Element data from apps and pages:
■ ■ ■ ■ ■ ■ ■

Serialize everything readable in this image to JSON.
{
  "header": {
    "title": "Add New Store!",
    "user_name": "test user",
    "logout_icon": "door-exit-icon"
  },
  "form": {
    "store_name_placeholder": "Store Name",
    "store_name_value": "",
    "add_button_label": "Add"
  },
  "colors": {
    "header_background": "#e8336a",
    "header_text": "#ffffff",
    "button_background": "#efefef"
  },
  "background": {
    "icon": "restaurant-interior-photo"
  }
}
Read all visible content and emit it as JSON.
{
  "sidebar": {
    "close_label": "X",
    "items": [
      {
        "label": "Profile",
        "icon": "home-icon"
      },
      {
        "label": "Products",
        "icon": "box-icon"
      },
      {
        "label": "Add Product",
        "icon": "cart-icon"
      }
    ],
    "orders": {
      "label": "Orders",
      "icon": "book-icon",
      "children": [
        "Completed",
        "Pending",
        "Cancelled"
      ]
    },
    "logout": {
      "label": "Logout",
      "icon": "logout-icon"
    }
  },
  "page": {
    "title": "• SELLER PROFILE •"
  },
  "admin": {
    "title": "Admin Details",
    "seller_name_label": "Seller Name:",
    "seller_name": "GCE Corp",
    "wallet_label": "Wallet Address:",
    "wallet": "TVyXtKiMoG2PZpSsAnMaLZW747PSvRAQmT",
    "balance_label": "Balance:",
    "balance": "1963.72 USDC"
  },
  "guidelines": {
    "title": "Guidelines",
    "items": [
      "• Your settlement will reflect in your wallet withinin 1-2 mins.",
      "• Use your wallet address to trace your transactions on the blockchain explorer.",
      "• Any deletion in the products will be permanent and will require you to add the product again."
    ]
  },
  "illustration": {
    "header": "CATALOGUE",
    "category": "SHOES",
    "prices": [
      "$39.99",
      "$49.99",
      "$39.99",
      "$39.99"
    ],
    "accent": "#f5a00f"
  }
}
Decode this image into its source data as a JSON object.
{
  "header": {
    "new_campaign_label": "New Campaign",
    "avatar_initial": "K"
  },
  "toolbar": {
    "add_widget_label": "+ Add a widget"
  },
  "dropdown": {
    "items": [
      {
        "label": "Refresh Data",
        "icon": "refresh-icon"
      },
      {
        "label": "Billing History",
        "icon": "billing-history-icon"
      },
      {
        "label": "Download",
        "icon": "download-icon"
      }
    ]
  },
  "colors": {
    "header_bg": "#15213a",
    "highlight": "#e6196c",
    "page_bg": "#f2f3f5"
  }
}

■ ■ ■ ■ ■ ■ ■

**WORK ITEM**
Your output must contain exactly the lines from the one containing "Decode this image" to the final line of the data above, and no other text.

**COMPLETED EXERCISE**
Decode this image into its source data as a JSON object.
{
  "header": {
    "new_campaign_label": "New Campaign",
    "avatar_initial": "K"
  },
  "toolbar": {
    "add_widget_label": "+ Add a widget"
  },
  "dropdown": {
    "items": [
      {
        "label": "Refresh Data",
        "icon": "refresh-icon"
      },
      {
        "label": "Billing History",
        "icon": "billing-history-icon"
      },
      {
        "label": "Download",
        "icon": "download-icon"
      }
    ]
  },
  "colors": {
    "header_bg": "#15213a",
    "highlight": "#e6196c",
    "page_bg": "#f2f3f5"
  }
}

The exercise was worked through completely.